BEGIN RECORDS SHOWN

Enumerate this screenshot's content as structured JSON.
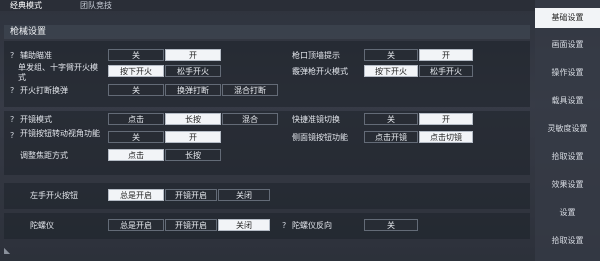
{
  "tabs": [
    "经典模式",
    "团队竞技"
  ],
  "section_title": "枪械设置",
  "rows": {
    "r1": {
      "label": "辅助瞄准",
      "opts": [
        "关",
        "开"
      ]
    },
    "r1b": {
      "label": "枪口顶墙提示",
      "opts": [
        "关",
        "开"
      ]
    },
    "r2": {
      "label": "单发组、十字臂开火模式",
      "opts": [
        "按下开火",
        "松手开火"
      ]
    },
    "r2b": {
      "label": "霰弹枪开火模式",
      "opts": [
        "按下开火",
        "松手开火"
      ]
    },
    "r3": {
      "label": "开火打断换弹",
      "opts": [
        "关",
        "换弹打断",
        "混合打断"
      ]
    },
    "r4": {
      "label": "开镜模式",
      "opts": [
        "点击",
        "长按",
        "混合"
      ]
    },
    "r4b": {
      "label": "快捷准镜切换",
      "opts": [
        "关",
        "开"
      ]
    },
    "r5": {
      "label": "开镜按钮转动视角功能",
      "opts": [
        "关",
        "开"
      ]
    },
    "r5b": {
      "label": "侧面镜按钮功能",
      "opts": [
        "点击开镜",
        "点击切镜"
      ]
    },
    "r6": {
      "label": "调整焦距方式",
      "opts": [
        "点击",
        "长按"
      ]
    },
    "r7": {
      "label": "左手开火按钮",
      "opts": [
        "总是开启",
        "开镜开启",
        "关闭"
      ]
    },
    "r8": {
      "label": "陀螺仪",
      "opts": [
        "总是开启",
        "开镜开启",
        "关闭"
      ]
    },
    "r8b": {
      "label": "陀螺仪反向",
      "opts": [
        "关"
      ]
    }
  },
  "sidebar": [
    "基础设置",
    "画面设置",
    "操作设置",
    "载具设置",
    "灵敏度设置",
    "拾取设置",
    "效果设置",
    "设置",
    "拾取设置"
  ],
  "colors": {
    "selected": "#f2f4f7",
    "unselected": "#282c34"
  }
}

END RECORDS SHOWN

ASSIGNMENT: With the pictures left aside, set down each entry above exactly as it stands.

RESULT FOR THIS EXERCISE:
Enumerate this screenshot's content as structured JSON.
{
  "tabs": [
    "经典模式",
    "团队竞技"
  ],
  "section_title": "枪械设置",
  "rows": {
    "r1": {
      "label": "辅助瞄准",
      "opts": [
        "关",
        "开"
      ]
    },
    "r1b": {
      "label": "枪口顶墙提示",
      "opts": [
        "关",
        "开"
      ]
    },
    "r2": {
      "label": "单发组、十字臂开火模式",
      "opts": [
        "按下开火",
        "松手开火"
      ]
    },
    "r2b": {
      "label": "霰弹枪开火模式",
      "opts": [
        "按下开火",
        "松手开火"
      ]
    },
    "r3": {
      "label": "开火打断换弹",
      "opts": [
        "关",
        "换弹打断",
        "混合打断"
      ]
    },
    "r4": {
      "label": "开镜模式",
      "opts": [
        "点击",
        "长按",
        "混合"
      ]
    },
    "r4b": {
      "label": "快捷准镜切换",
      "opts": [
        "关",
        "开"
      ]
    },
    "r5": {
      "label": "开镜按钮转动视角功能",
      "opts": [
        "关",
        "开"
      ]
    },
    "r5b": {
      "label": "侧面镜按钮功能",
      "opts": [
        "点击开镜",
        "点击切镜"
      ]
    },
    "r6": {
      "label": "调整焦距方式",
      "opts": [
        "点击",
        "长按"
      ]
    },
    "r7": {
      "label": "左手开火按钮",
      "opts": [
        "总是开启",
        "开镜开启",
        "关闭"
      ]
    },
    "r8": {
      "label": "陀螺仪",
      "opts": [
        "总是开启",
        "开镜开启",
        "关闭"
      ]
    },
    "r8b": {
      "label": "陀螺仪反向",
      "opts": [
        "关"
      ]
    }
  },
  "sidebar": [
    "基础设置",
    "画面设置",
    "操作设置",
    "载具设置",
    "灵敏度设置",
    "拾取设置",
    "效果设置",
    "设置",
    "拾取设置"
  ],
  "colors": {
    "selected": "#f2f4f7",
    "unselected": "#282c34"
  }
}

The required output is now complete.